RUCHA KARKAREY AND VARDHAN PATANKAR
Edited version published in The Hindu School
Can you imagine seeing a thousand leopards in a forest patch, the size of a football field? As you make your way through the forest thicket, you are elated when you see your first leopard, peering down at you from the branches. You consider yourself very lucky if you see two more, but a thousand leopards at one time? This idea seems a little impossible, doesn’t it? Not to us, because we have seen them with our own eyes; hundreds of them, all around us!!
Sometimes even the impossible seems possible. They do not call it ‘the sea of possibility’ for nothing! If you want to know what we are talking about, then just take a dive into the sea and with a ‘bit’ of luck you might just witness for yourself what we experienced during our recent trip.
The forest we speak of is a coral reef from a remote atoll in the Lakshadweep archipelago and the ‘leopard’, a species of reef fish known as the squaretail grouper (Plectropomus areolatus). A top carnivorous fish, with black spots on its body, which likes to hunt by ambushing its prey, which prefers to remain solitary, making it a formidable reef predator, just like our large cats in the forests. This grouper shows a unique mating behaviour, where several individuals aggregate at certain areas at certain times of the year, to reproduce. These aggregations are known as ‘spawning aggregations’ and the main focus of our story.
The squaretail grouper is a common fish on coral reefs in the Lakshadweep. During our island-wide monitoring study in 2011, we spotted one or two individuals on most reefs. At one particular site, however, wesaw them in unbelievable numbers of over fifty! They were perched everywhere upon the reef, displaying flashy colour patterns and circling each other.While watching them, a common thought transcended us, could it be that we were amidst a grouper spawning aggregation? Though the possibility of this being a spawning aggregation was high, the island was so remote, that we had to curtail our investigation due to logistical constraints.
Once back on the mainland we read up on research and spoke to experts who had studied these aggregations before. They pointed us to an interesting fact that many grouper spawning aggregations take place yearly at the same locations. There was a big chance of seeing the aggregation once again, if we were to head back to our site at the same time as last year!! We chalked out a plan and in 2012 set out to the islands on a purposeful expedition—this time not to merely experience the aggregation but to try and study it further.
With Rohan leading the team, we left Kadmat island at mid-night in a tiny tuna boat kundalum; an army of 7 with supplies for 6 days. Just the prospect of witnessing this event again, was exciting but we had to brace ourselves for the uncertainly—the timing, the location, weather— hoping that everything would work out in our favour.

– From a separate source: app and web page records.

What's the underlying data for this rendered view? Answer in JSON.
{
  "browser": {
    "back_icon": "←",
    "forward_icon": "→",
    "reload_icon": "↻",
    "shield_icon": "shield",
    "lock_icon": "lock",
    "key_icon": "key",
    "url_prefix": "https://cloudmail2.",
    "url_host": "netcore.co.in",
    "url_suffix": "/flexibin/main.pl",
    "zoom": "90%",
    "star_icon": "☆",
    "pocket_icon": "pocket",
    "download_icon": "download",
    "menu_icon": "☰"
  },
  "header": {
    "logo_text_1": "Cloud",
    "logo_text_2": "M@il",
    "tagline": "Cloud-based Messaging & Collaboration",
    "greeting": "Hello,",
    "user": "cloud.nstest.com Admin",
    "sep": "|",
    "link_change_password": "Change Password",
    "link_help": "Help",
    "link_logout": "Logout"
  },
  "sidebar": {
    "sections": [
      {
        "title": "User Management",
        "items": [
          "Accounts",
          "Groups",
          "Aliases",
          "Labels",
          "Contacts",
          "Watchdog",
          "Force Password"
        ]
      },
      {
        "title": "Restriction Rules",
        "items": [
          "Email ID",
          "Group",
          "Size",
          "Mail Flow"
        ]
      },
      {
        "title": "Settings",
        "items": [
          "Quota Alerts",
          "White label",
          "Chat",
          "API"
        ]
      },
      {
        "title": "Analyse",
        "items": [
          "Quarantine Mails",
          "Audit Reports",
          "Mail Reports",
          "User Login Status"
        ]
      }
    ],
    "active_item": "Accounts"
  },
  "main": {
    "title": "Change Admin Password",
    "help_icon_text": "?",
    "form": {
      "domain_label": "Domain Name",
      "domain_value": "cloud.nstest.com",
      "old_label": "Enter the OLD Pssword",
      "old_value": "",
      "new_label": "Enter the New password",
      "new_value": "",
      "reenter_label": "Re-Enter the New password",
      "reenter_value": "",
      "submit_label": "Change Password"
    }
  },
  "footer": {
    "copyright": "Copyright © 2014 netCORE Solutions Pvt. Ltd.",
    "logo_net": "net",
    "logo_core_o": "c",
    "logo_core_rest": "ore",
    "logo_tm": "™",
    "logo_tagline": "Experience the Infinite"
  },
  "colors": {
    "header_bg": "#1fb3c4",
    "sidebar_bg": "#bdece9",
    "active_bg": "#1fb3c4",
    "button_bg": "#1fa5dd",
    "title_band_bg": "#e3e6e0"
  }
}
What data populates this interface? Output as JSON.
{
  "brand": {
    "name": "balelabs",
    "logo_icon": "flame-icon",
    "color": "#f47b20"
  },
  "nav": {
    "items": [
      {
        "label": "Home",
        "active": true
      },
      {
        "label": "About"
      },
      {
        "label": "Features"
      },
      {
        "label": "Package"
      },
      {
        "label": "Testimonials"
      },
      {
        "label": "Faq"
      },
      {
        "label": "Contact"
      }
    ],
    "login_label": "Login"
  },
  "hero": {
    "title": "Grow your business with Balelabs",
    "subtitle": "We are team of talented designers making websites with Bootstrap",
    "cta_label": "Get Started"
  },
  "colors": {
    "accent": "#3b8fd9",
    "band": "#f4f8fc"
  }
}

The first three days were not as we imagined. On a few reef sites we did not spot even a single grouper, whereas on the others we spotted only one or two. We dived at several sites around the atoll to look for clues of spawning behaviours—their gathering in huge numbers, the mate display, males guarding a site—but saw nothing as the research described. We intensified our searches, dived longer, and looked more carefully at a few individuals, but to no avail.
Just as we were about to give up, a day before the new moon, the tide turned, so to speak. We returned to a site where we had reported the highest grouper numbers from the day before and we were stunned! The reef was swarming with squaretail groupers. From a ‘bird-eye view’, we saw the site was packed by this species with individuals as big as 75-80 cm and little elbowroom to spare between them! We saw them fighting aggressively with each other in order to establish small territories—could these be males? We saw shoals of 200 individuals of squaretail grouper entering the aggregation site at high tide, and interacting with the territorial ‘males’- could these be females? The entire incident unfurled in front of us like a 50-minute play and we struggled to collect our data.
That night we retired to our field station, each finding a way to identify with the days proceedings. More than any other feeling in the world, we were silenced, overwhelmed. Our colleague Ommni, a local from Lakshadweep, who has dived these waters for the past 15 years, but has never witnessed such an event, aptly described it as ‘Seeing a thousand leopards in the sea’.
Our preliminary work on the aggregation estimated over two thousands individuals in the aggregation. By the third day all signs of the aggregation had completely vanished from the site. It was sheer luck and a little bit of instinct that got us to the right place at the right time. For a while, we revelled in the fact that we witnessed such a rare occurrence.
It is needless to say that such large, periodic aggregations of fish do not go unnoticed by local fisherfolk. Spawning aggregations of fishes provide a lucrative opportunity for fishermen to obtain large catches of fish, with minimum effort and for commercially important fishes like groupers, such activities can decimate entire local populations in a matter of a few days. In this respect, these observations go beyond a sense of wonder and have serious implications for conservation in the Lakshadweep.